As a rule of thumb, I prefer to keep the implementation simple, to make it maintainable. The biggest value of this feature comes from being able to build upon other queries (to further manipulate them or join multiple sources). Having to write the queries you query from as separate queries is not a big trade off, IMO. It also has the benefit of allowing reuse of these queries.

I would invest in tools like autocomplete for query IDs (using query names) and ability to see the “schema” of the queries you query from.


#5

I see your point about keeping things simple and it works well for data sources that expect a blob of text to run (i.e. a SQL query). However it doesn’t scale so well with other data sources that don’t offer a query language natively (i.e. URL).

By introducing an unified syntax (ReSQL) I think we can provide a bit of structure for interacting with a data source and helps with the user experience since the acquired knowledge can be used upon multiple data sources.

So the use cases would be:

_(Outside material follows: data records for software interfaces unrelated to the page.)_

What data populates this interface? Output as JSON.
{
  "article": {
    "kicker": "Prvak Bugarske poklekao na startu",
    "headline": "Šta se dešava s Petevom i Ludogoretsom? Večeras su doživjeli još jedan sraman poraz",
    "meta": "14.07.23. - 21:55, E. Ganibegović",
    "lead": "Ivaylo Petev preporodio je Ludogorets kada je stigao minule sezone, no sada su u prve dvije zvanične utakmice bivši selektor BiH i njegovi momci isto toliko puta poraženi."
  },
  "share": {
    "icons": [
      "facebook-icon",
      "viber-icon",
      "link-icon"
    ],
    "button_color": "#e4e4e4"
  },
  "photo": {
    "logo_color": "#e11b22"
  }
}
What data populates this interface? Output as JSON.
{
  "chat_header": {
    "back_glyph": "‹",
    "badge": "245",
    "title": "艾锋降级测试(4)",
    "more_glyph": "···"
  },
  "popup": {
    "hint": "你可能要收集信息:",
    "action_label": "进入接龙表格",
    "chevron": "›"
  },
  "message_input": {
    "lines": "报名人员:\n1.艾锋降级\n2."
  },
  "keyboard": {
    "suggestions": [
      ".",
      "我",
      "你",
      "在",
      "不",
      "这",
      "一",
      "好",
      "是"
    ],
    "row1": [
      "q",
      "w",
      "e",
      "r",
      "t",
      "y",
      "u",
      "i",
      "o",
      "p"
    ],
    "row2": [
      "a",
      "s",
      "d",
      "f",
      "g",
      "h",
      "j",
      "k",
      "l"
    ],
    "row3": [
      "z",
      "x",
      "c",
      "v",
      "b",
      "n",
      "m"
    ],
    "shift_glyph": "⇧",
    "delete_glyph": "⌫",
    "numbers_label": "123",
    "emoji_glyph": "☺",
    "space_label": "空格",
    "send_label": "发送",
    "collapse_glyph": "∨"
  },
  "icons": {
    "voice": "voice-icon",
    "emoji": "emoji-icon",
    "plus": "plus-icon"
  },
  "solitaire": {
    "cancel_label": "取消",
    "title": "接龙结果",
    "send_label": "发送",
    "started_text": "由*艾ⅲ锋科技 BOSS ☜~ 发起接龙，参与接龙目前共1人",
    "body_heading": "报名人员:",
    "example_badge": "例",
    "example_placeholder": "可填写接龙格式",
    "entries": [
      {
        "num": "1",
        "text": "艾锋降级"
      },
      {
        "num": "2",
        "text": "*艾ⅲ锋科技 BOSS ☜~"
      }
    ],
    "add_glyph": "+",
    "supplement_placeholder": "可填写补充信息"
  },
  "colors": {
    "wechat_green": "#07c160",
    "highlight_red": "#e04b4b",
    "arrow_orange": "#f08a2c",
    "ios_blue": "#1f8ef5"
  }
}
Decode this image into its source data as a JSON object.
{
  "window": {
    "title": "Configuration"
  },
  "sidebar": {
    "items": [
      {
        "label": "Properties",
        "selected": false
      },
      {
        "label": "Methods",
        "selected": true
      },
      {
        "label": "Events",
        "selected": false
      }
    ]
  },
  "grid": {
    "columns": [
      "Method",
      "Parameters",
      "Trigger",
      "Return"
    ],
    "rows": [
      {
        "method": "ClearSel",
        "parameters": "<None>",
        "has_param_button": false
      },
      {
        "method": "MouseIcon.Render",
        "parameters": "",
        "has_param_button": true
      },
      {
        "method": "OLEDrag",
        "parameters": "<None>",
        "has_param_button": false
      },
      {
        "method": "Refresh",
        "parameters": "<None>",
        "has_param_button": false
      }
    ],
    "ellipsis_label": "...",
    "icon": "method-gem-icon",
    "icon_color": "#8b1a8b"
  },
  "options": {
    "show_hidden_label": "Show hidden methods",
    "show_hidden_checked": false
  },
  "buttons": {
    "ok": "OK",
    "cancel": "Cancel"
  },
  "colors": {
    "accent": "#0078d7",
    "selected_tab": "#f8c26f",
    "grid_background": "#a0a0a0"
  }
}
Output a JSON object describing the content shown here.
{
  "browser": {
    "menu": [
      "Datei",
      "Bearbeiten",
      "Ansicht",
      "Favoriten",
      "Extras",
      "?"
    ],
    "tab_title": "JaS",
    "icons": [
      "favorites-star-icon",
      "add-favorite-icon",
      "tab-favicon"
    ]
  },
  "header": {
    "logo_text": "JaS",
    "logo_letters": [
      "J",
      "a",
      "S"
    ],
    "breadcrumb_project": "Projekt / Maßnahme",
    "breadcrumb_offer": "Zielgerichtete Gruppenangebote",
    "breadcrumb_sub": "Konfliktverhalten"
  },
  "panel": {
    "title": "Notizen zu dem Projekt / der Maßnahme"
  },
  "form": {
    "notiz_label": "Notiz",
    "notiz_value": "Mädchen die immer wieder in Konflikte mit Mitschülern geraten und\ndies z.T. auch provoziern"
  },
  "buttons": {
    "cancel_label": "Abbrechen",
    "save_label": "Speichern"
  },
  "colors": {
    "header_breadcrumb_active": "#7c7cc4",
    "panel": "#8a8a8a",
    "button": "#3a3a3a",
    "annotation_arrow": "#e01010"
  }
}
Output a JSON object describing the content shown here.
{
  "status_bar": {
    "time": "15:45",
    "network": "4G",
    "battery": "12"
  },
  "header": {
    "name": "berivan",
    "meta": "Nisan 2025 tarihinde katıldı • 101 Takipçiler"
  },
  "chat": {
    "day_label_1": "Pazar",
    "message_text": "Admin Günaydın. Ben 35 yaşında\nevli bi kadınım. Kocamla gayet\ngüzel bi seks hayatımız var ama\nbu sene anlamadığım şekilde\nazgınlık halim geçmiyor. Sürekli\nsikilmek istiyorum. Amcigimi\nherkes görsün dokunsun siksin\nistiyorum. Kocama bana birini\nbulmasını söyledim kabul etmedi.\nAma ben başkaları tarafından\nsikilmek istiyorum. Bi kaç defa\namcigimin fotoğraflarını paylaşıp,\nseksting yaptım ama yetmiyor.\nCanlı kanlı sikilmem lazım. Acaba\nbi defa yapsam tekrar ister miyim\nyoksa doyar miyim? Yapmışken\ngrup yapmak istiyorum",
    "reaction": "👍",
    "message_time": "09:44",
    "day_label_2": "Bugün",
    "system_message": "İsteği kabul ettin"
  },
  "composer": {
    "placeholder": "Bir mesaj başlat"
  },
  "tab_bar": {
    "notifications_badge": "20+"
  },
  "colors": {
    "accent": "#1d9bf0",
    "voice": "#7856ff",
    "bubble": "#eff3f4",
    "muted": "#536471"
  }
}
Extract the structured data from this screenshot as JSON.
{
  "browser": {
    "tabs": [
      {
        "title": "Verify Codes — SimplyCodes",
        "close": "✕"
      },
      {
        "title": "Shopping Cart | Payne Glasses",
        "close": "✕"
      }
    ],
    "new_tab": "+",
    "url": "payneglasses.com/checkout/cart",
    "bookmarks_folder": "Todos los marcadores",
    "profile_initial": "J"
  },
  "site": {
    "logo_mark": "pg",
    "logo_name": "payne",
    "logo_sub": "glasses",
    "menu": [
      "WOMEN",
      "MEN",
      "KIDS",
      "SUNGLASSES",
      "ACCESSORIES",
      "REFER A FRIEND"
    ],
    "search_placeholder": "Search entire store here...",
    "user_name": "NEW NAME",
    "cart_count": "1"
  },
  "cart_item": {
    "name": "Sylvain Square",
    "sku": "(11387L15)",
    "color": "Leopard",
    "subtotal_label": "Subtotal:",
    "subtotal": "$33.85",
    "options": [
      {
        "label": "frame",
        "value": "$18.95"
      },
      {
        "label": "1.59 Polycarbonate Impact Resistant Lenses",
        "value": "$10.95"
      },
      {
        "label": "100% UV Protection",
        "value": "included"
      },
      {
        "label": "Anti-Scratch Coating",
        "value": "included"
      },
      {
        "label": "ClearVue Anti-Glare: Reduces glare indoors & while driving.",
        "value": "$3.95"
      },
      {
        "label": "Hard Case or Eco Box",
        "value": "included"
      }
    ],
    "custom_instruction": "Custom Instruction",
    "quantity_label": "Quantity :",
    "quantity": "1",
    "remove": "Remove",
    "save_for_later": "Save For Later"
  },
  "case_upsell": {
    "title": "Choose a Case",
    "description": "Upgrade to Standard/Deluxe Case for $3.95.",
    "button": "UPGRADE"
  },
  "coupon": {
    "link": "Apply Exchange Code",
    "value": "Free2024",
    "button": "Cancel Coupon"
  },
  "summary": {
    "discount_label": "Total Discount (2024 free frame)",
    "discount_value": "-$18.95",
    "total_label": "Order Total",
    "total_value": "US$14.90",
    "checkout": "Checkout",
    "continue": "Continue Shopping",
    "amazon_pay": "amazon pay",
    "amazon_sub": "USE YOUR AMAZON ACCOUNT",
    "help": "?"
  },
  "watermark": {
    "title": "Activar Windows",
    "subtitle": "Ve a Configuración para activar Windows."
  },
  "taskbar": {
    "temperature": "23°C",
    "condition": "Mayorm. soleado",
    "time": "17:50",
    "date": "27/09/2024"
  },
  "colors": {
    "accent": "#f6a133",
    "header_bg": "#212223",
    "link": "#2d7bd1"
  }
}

  • Aggregate and filter data from multiple sources (currently solved by the query_result runner)
  • Structured parametrization of data sources (avoids current escaping issues with templating)
  • Format conversions for data (i.e. fetched url) or to expose nested documents (json inside DB)
  • Library of value transformations shared across datasources (i.e. ::date(input: epoch))
  • Snippets can be shared across different data sources

Using the Url data source as an example, it could simply expose a reql method like the following:

def reql(self, url, method='get', body=None, **kwargs):
    headers = [(k, v) for (k,v) in kwargs.items() if k.isupper()]
    ...

Then when we find a reference to that data source on ReQL like ...FROM http['https://foo.bar', CONTENT_TYPE:'json'] we simply call the .reql method with those arguments.

By the way, I’ve implemented the parser already, long time I didn’t enjoy a task so much :smile:


#7

I agree that it’s useful for data sources without their own query language, but still we can first load the source and then apply the SQL on it in a separate query.

When loading simple end points, like a CSV one, then having a query like below is great :

SELECT count(0)
FROM csv('https://.../data.csv')

But if you have a more complex endpoint, that you need to apply JSON extraction from, use some custom headers and more, then I’m not sure how better it is.

But considering you already have an implementation, I’m happy to explore this to see how complex it might get.


#8

Just pushed a PR against my fork with the work on the parser. It passes a whole lot of test cases from sqlite and postgresql and also introduces the ReQL syntax options.

Next will be to integrate it into the query_results data source.


#9

Updated the PR with the refactor of query_results to use the new parser. It still uses the same syntax query_N but now by default it retrieve the most recent result if available. A refresh can be forced with query_N_refresh.

Additionally it allows to define a memory limit for the temporary sqlite database.